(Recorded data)
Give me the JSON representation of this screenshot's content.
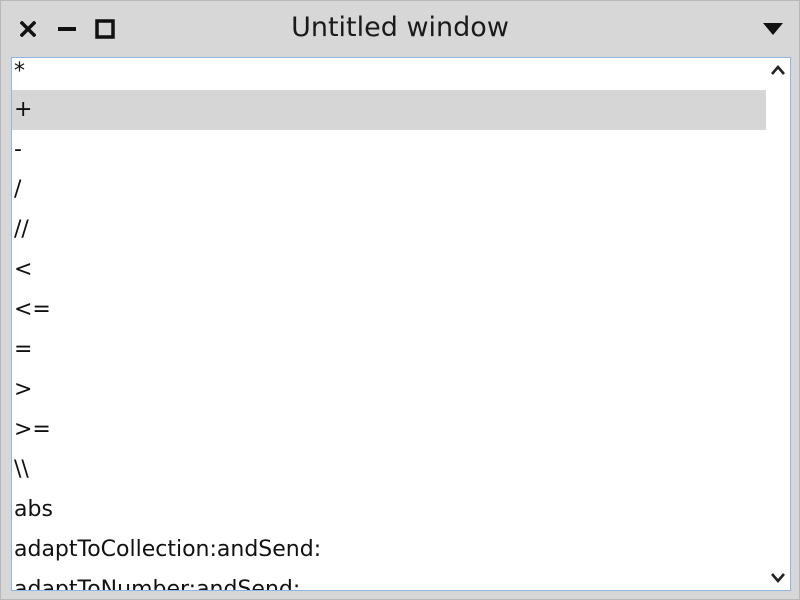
{
  "window": {
    "title": "Untitled window"
  },
  "titlebar": {
    "close_icon": "close-icon",
    "minimize_icon": "minimize-icon",
    "maximize_icon": "maximize-icon",
    "menu_icon": "triangle-down-icon"
  },
  "list": {
    "selected_index": 1,
    "items": [
      "*",
      "+",
      "-",
      "/",
      "//",
      "<",
      "<=",
      "=",
      ">",
      ">=",
      "\\\\",
      "abs",
      "adaptToCollection:andSend:",
      "adaptToNumber:andSend:"
    ]
  },
  "scrollbar": {
    "up_icon": "chevron-up-icon",
    "down_icon": "chevron-down-icon"
  }
}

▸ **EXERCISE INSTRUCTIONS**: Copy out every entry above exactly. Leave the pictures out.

▸ **EXPECTED ANSWER**:
Give me the JSON representation of this screenshot's content.
{
  "window": {
    "title": "Untitled window"
  },
  "titlebar": {
    "close_icon": "close-icon",
    "minimize_icon": "minimize-icon",
    "maximize_icon": "maximize-icon",
    "menu_icon": "triangle-down-icon"
  },
  "list": {
    "selected_index": 1,
    "items": [
      "*",
      "+",
      "-",
      "/",
      "//",
      "<",
      "<=",
      "=",
      ">",
      ">=",
      "\\\\",
      "abs",
      "adaptToCollection:andSend:",
      "adaptToNumber:andSend:"
    ]
  },
  "scrollbar": {
    "up_icon": "chevron-up-icon",
    "down_icon": "chevron-down-icon"
  }
}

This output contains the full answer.